Answered By Library Staff
Last Updated: Feb 12, 2023     Views: 11


Transformative uses are those that add something new, with a further purpose or different character, and do not substitute for the original use of the work.

Transformative Uses are in the realm of the first factor of Fair Use


Analysis of this factor frequently turns on a determination of whether a proposed use is transformative (e.g., work adapted for a new purpose or unexpected audience) as opposed to mirror-image copying. In this case, the court repeatedly found in favor of GSU because all uses were exclusively nonprofit and educational or for the sole purpose of teaching students in classes at a nonprofit educational institution. The lack of transformative use was not dispositive.

Find more information about Transformative Uses here on the TCC Library Copyright guide. 

This section of this video is highly recommended for understanding Transformative Uses:
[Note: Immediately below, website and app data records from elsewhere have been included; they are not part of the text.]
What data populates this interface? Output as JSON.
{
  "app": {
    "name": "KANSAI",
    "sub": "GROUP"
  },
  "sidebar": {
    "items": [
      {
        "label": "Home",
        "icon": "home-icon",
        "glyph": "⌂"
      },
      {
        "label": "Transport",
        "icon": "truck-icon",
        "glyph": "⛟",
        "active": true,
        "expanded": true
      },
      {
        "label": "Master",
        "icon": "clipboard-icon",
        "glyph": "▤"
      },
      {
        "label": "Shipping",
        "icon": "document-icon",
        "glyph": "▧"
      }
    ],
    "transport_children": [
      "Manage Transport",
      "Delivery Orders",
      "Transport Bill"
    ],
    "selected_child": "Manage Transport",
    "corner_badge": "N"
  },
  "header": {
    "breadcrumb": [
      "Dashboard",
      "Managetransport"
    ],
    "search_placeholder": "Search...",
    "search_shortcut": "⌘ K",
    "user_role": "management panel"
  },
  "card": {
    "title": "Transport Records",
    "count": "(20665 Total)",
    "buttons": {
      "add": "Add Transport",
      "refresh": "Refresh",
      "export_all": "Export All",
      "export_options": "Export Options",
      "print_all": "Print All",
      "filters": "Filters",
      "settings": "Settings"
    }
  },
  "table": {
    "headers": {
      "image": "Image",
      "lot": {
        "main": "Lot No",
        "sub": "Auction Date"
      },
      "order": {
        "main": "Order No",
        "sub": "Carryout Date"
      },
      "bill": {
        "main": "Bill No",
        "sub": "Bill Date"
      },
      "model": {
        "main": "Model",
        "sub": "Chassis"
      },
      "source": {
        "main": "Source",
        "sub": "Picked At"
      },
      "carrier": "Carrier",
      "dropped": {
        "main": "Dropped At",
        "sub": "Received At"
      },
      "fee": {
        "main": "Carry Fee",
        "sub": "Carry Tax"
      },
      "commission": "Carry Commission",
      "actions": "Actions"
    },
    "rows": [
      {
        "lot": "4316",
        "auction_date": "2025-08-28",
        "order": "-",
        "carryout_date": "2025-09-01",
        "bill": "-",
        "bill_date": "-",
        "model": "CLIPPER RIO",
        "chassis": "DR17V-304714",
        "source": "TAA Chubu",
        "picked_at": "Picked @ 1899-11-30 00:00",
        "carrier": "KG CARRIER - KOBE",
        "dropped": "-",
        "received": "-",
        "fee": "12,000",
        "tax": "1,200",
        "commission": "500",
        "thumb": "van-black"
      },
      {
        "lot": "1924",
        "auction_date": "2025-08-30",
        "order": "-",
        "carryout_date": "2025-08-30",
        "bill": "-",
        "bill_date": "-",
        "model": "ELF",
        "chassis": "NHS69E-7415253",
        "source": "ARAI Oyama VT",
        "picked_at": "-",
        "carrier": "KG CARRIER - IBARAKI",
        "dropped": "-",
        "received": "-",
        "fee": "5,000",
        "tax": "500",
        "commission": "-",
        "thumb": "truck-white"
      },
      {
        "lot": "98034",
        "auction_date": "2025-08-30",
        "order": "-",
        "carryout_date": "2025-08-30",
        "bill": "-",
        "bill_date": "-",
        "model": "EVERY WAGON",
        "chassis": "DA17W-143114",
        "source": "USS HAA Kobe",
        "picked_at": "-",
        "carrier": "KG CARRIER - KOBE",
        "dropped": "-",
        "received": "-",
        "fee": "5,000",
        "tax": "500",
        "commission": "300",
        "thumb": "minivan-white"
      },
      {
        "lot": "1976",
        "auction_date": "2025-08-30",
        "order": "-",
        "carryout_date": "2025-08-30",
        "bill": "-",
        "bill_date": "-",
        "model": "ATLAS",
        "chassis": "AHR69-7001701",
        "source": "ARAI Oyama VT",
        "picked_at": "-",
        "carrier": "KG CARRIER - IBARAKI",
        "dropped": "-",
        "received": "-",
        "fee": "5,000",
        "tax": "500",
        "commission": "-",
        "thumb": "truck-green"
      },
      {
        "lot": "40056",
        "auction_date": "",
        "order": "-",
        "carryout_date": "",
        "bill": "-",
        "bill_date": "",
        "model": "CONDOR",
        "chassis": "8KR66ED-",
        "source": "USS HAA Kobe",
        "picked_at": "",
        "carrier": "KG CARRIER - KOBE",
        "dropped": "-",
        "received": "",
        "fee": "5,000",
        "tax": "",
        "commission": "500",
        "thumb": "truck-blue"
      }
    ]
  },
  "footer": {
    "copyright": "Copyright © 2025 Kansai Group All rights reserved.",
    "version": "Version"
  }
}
Also of interest is this quote from the University of Minnesota Libraries:

Transformative use is a relatively new addition to fair use law, having been first raised in a Supreme Court decision in 1994. (Campbell v. Acuff-Rose Music, 510 U.S. 569 (1994.) A new work based on an old one work is transformative if it uses the source work in completely new or unexpected ways. Importantly, a work may be transformative, and thus a fair use, even when all four of the statutory factors would traditionally weigh against fair use!
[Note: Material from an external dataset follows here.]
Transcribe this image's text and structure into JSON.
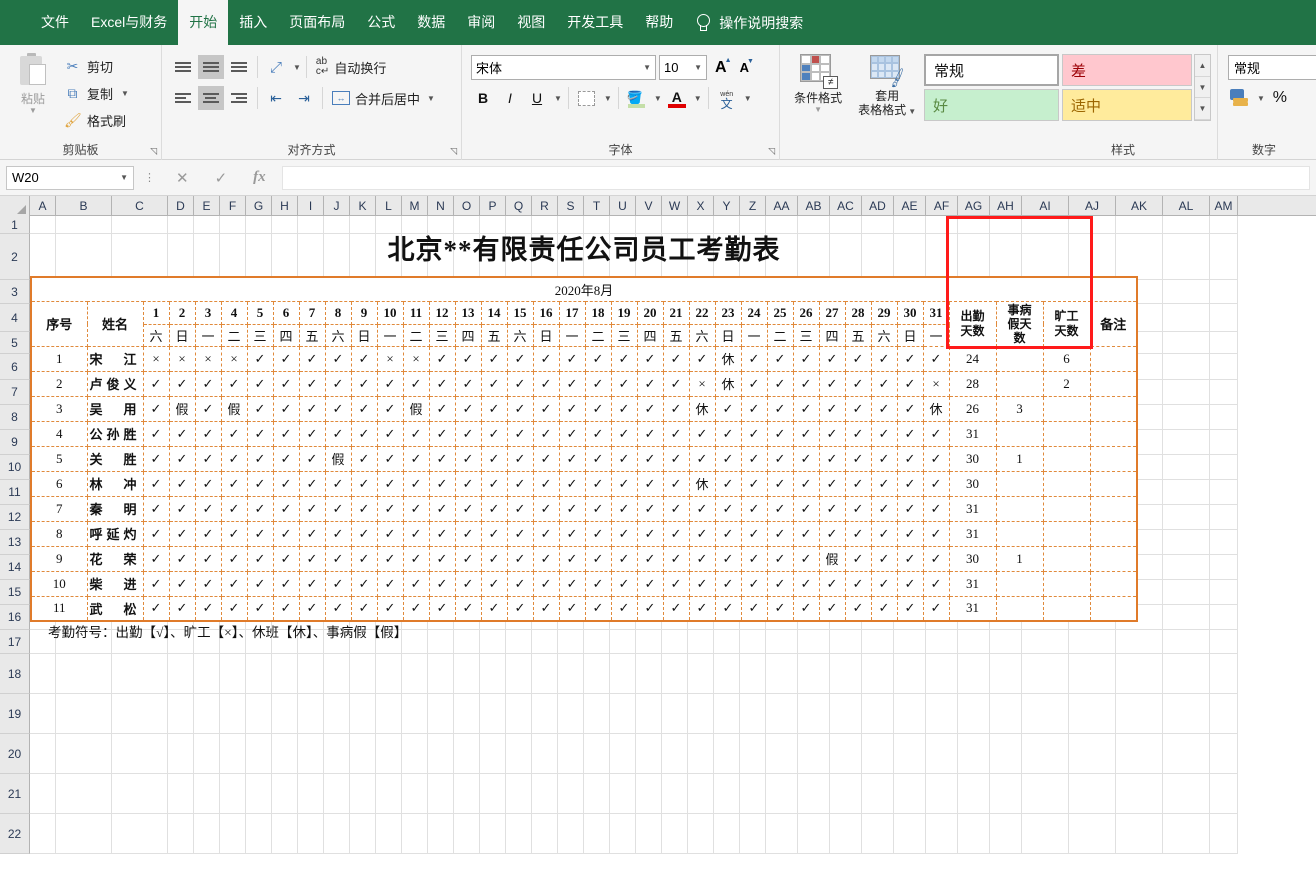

Parody is one of the most clearly identified transformative uses, but any use of a source work that criticizes or comments on the source may be transformative in similar ways. Legal analysis about this kind of transformative use often engages with free speech issues, and unusual artistic techniques.
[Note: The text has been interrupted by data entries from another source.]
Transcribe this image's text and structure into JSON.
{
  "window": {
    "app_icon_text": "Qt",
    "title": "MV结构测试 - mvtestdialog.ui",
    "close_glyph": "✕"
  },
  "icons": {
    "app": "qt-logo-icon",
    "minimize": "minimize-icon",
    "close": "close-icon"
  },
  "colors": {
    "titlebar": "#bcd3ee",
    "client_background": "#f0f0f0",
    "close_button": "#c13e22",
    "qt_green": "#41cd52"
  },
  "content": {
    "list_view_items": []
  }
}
Courts have also sometimes found copies made as part of the production of new technologies to be transformative uses. One very concrete example has to do with image search engines: search companies make copies of images to make them searchable, and show those copies to people as part of the search results. Courts found that small thumbnail images were a transformative use because the copies were being made for the transformative purpose of search indexing, rather than simple viewing.